What the exercise asks:
Give back the entries exactly as they read, leaving each image out.

Data excerpts:
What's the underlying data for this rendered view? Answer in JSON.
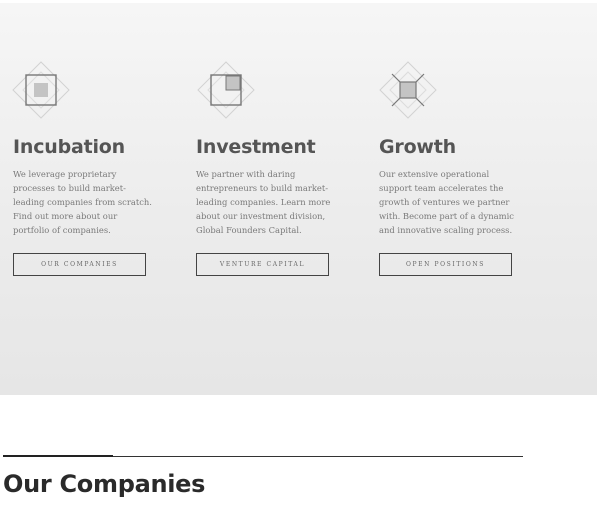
{
  "services": [
    {
      "icon": "square-diamond-icon",
      "title": "Incubation",
      "description": "We leverage proprietary processes to build market-leading companies from scratch. Find out more about our portfolio of companies.",
      "button_label": "OUR COMPANIES"
    },
    {
      "icon": "corner-square-diamond-icon",
      "title": "Investment",
      "description": "We partner with daring entrepreneurs to build market-leading companies. Learn more about our investment division, Global Founders Capital.",
      "button_label": "VENTURE CAPITAL"
    },
    {
      "icon": "cross-square-diamond-icon",
      "title": "Growth",
      "description": "Our extensive operational support team accelerates the growth of ventures we partner with. Become part of a dynamic and innovative scaling process.",
      "button_label": "OPEN POSITIONS"
    }
  ],
  "section": {
    "title": "Our Companies"
  },
  "colors": {
    "hero_background": "#ececec",
    "heading": "#555555",
    "body_text": "#7a7a7a",
    "button_border": "#444444",
    "section_title": "#2a2a2a"
  }
}
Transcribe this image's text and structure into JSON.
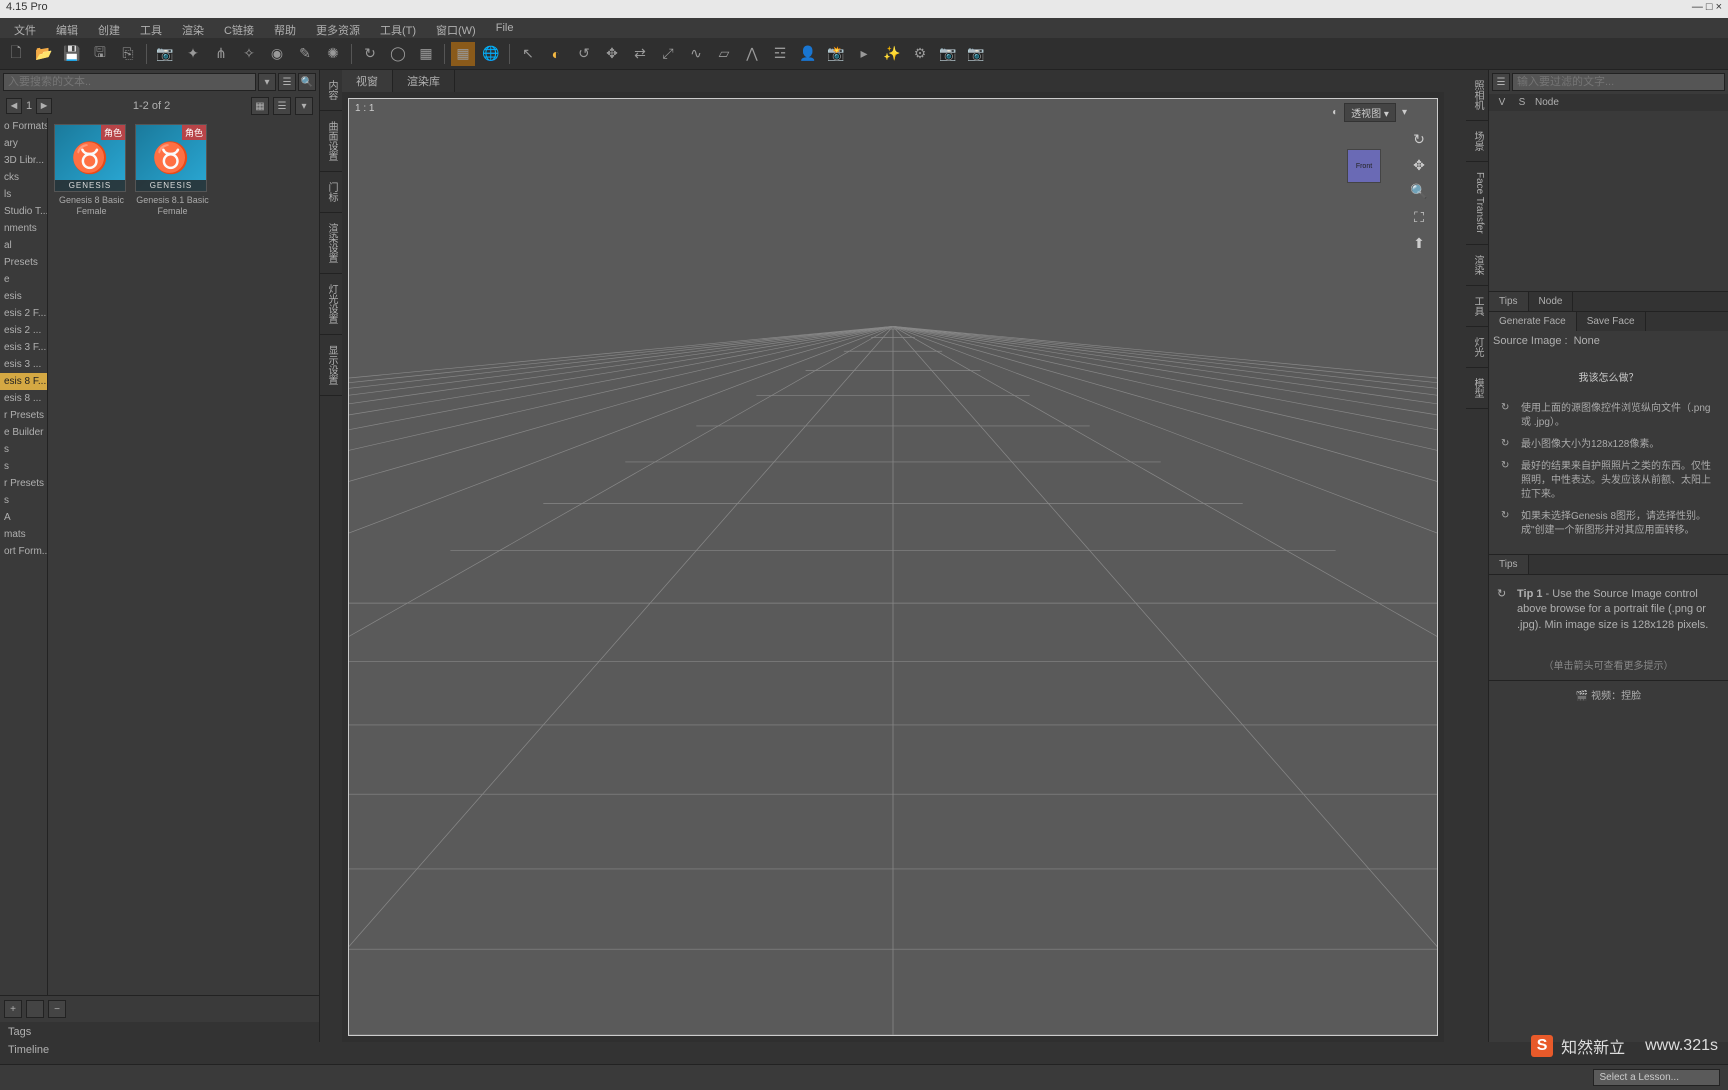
{
  "title": "4.15 Pro",
  "window_controls": "— □ ×",
  "menu": [
    "文件",
    "编辑",
    "创建",
    "工具",
    "渲染",
    "C链接",
    "帮助",
    "更多资源",
    "工具(T)",
    "窗口(W)",
    "File"
  ],
  "toolbar_icons": [
    "file-new",
    "folder-open",
    "save",
    "save-as",
    "import",
    "divider",
    "camera-tool",
    "anim-tool",
    "bone-tool",
    "weight-tool",
    "spotlight-tool",
    "brush-tool",
    "spray-tool",
    "divider",
    "rotate",
    "orbit",
    "frame",
    "divider",
    "grid",
    "globe",
    "divider",
    "cursor",
    "lasso",
    "orbit-cam",
    "move-xyz",
    "translate",
    "scale",
    "morph",
    "polygon",
    "bone-select",
    "mesh",
    "person",
    "cam-photo",
    "play-tool",
    "magic",
    "gear",
    "still-cam",
    "capture"
  ],
  "left": {
    "search_placeholder": "入要搜索的文本..",
    "nav_page": "1",
    "nav_range": "1-2 of 2",
    "tree": [
      "o Formats",
      "ary",
      "3D Libr...",
      "cks",
      "ls",
      "Studio T...",
      "nments",
      "al",
      "Presets",
      "e",
      "esis",
      "esis 2 F...",
      "esis 2 ...",
      "esis 3 F...",
      "esis 3 ...",
      "esis 8 F...",
      "esis 8 ...",
      "r Presets",
      "e Builder",
      "s",
      "s",
      "r Presets",
      "s",
      "A",
      "mats",
      "ort Form..."
    ],
    "tree_selected_index": 15,
    "thumbs": [
      {
        "label": "Genesis 8 Basic Female",
        "badge": "角色",
        "brand": "GENESIS"
      },
      {
        "label": "Genesis 8.1 Basic Female",
        "badge": "角色",
        "brand": "GENESIS"
      }
    ],
    "bottom_tab": "Tags"
  },
  "center": {
    "side_tabs_left": [
      "内容",
      "曲面设置",
      "门标",
      "渲染设置",
      "灯光设置",
      "显示设置"
    ],
    "tabs": [
      "视窗",
      "渲染库"
    ],
    "active_tab": 0,
    "ratio_label": "1 : 1",
    "view_dropdown": "透视图",
    "nav_cube_label": "Front"
  },
  "right": {
    "side_tabs": [
      "照相机",
      "场景",
      "Face Transfer",
      "渲染",
      "工具",
      "灯光",
      "模型"
    ],
    "filter_placeholder": "输入要过滤的文字...",
    "node_headers": [
      "V",
      "S",
      "Node"
    ],
    "tabs_mid": [
      "Tips",
      "Node"
    ],
    "tabs_mid_active": 0,
    "gen_tabs": [
      "Generate Face",
      "Save Face"
    ],
    "gen_tab_active": 0,
    "source_label": "Source Image :",
    "source_value": "None",
    "how_title": "我该怎么做？",
    "bullets": [
      "使用上面的源图像控件浏览纵向文件（.png 或 .jpg）。",
      "最小图像大小为128x128像素。",
      "最好的结果来自护照照片之类的东西。仅性照明，中性表达。头发应该从前额、太阳上拉下来。",
      "如果未选择Genesis 8图形，请选择性别。成\"创建一个新图形并对其应用面转移。"
    ],
    "tips_tab": "Tips",
    "tip_heading": "Tip 1",
    "tip_text": " - Use the Source Image control above browse for a portrait file (.png or .jpg). Min image size is 128x128 pixels.",
    "tip_cycle": "（单击箭头可查看更多提示）",
    "video_action": "视频：捏脸"
  },
  "lesson_placeholder": "Select a Lesson...",
  "timeline_label": "Timeline",
  "watermark": {
    "badge": "S",
    "brand": "知然新立",
    "url": "www.321s"
  }
}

Expected answer:
What's the underlying data for this rendered view? Answer in JSON.
{
  "services": [
    {
      "icon": "square-diamond-icon",
      "title": "Incubation",
      "description": "We leverage proprietary processes to build market-leading companies from scratch. Find out more about our portfolio of companies.",
      "button_label": "OUR COMPANIES"
    },
    {
      "icon": "corner-square-diamond-icon",
      "title": "Investment",
      "description": "We partner with daring entrepreneurs to build market-leading companies. Learn more about our investment division, Global Founders Capital.",
      "button_label": "VENTURE CAPITAL"
    },
    {
      "icon": "cross-square-diamond-icon",
      "title": "Growth",
      "description": "Our extensive operational support team accelerates the growth of ventures we partner with. Become part of a dynamic and innovative scaling process.",
      "button_label": "OPEN POSITIONS"
    }
  ],
  "section": {
    "title": "Our Companies"
  },
  "colors": {
    "hero_background": "#ececec",
    "heading": "#555555",
    "body_text": "#7a7a7a",
    "button_border": "#444444",
    "section_title": "#2a2a2a"
  }
}
Transcribe this image's text and structure into JSON.
{
  "title": "4.15 Pro",
  "window_controls": "— □ ×",
  "menu": [
    "文件",
    "编辑",
    "创建",
    "工具",
    "渲染",
    "C链接",
    "帮助",
    "更多资源",
    "工具(T)",
    "窗口(W)",
    "File"
  ],
  "toolbar_icons": [
    "file-new",
    "folder-open",
    "save",
    "save-as",
    "import",
    "divider",
    "camera-tool",
    "anim-tool",
    "bone-tool",
    "weight-tool",
    "spotlight-tool",
    "brush-tool",
    "spray-tool",
    "divider",
    "rotate",
    "orbit",
    "frame",
    "divider",
    "grid",
    "globe",
    "divider",
    "cursor",
    "lasso",
    "orbit-cam",
    "move-xyz",
    "translate",
    "scale",
    "morph",
    "polygon",
    "bone-select",
    "mesh",
    "person",
    "cam-photo",
    "play-tool",
    "magic",
    "gear",
    "still-cam",
    "capture"
  ],
  "left": {
    "search_placeholder": "入要搜索的文本..",
    "nav_page": "1",
    "nav_range": "1-2 of 2",
    "tree": [
      "o Formats",
      "ary",
      "3D Libr...",
      "cks",
      "ls",
      "Studio T...",
      "nments",
      "al",
      "Presets",
      "e",
      "esis",
      "esis 2 F...",
      "esis 2 ...",
      "esis 3 F...",
      "esis 3 ...",
      "esis 8 F...",
      "esis 8 ...",
      "r Presets",
      "e Builder",
      "s",
      "s",
      "r Presets",
      "s",
      "A",
      "mats",
      "ort Form..."
    ],
    "tree_selected_index": 15,
    "thumbs": [
      {
        "label": "Genesis 8 Basic Female",
        "badge": "角色",
        "brand": "GENESIS"
      },
      {
        "label": "Genesis 8.1 Basic Female",
        "badge": "角色",
        "brand": "GENESIS"
      }
    ],
    "bottom_tab": "Tags"
  },
  "center": {
    "side_tabs_left": [
      "内容",
      "曲面设置",
      "门标",
      "渲染设置",
      "灯光设置",
      "显示设置"
    ],
    "tabs": [
      "视窗",
      "渲染库"
    ],
    "active_tab": 0,
    "ratio_label": "1 : 1",
    "view_dropdown": "透视图",
    "nav_cube_label": "Front"
  },
  "right": {
    "side_tabs": [
      "照相机",
      "场景",
      "Face Transfer",
      "渲染",
      "工具",
      "灯光",
      "模型"
    ],
    "filter_placeholder": "输入要过滤的文字...",
    "node_headers": [
      "V",
      "S",
      "Node"
    ],
    "tabs_mid": [
      "Tips",
      "Node"
    ],
    "tabs_mid_active": 0,
    "gen_tabs": [
      "Generate Face",
      "Save Face"
    ],
    "gen_tab_active": 0,
    "source_label": "Source Image :",
    "source_value": "None",
    "how_title": "我该怎么做？",
    "bullets": [
      "使用上面的源图像控件浏览纵向文件（.png 或 .jpg）。",
      "最小图像大小为128x128像素。",
      "最好的结果来自护照照片之类的东西。仅性照明，中性表达。头发应该从前额、太阳上拉下来。",
      "如果未选择Genesis 8图形，请选择性别。成\"创建一个新图形并对其应用面转移。"
    ],
    "tips_tab": "Tips",
    "tip_heading": "Tip 1",
    "tip_text": " - Use the Source Image control above browse for a portrait file (.png or .jpg). Min image size is 128x128 pixels.",
    "tip_cycle": "（单击箭头可查看更多提示）",
    "video_action": "视频：捏脸"
  },
  "lesson_placeholder": "Select a Lesson...",
  "timeline_label": "Timeline",
  "watermark": {
    "badge": "S",
    "brand": "知然新立",
    "url": "www.321s"
  }
}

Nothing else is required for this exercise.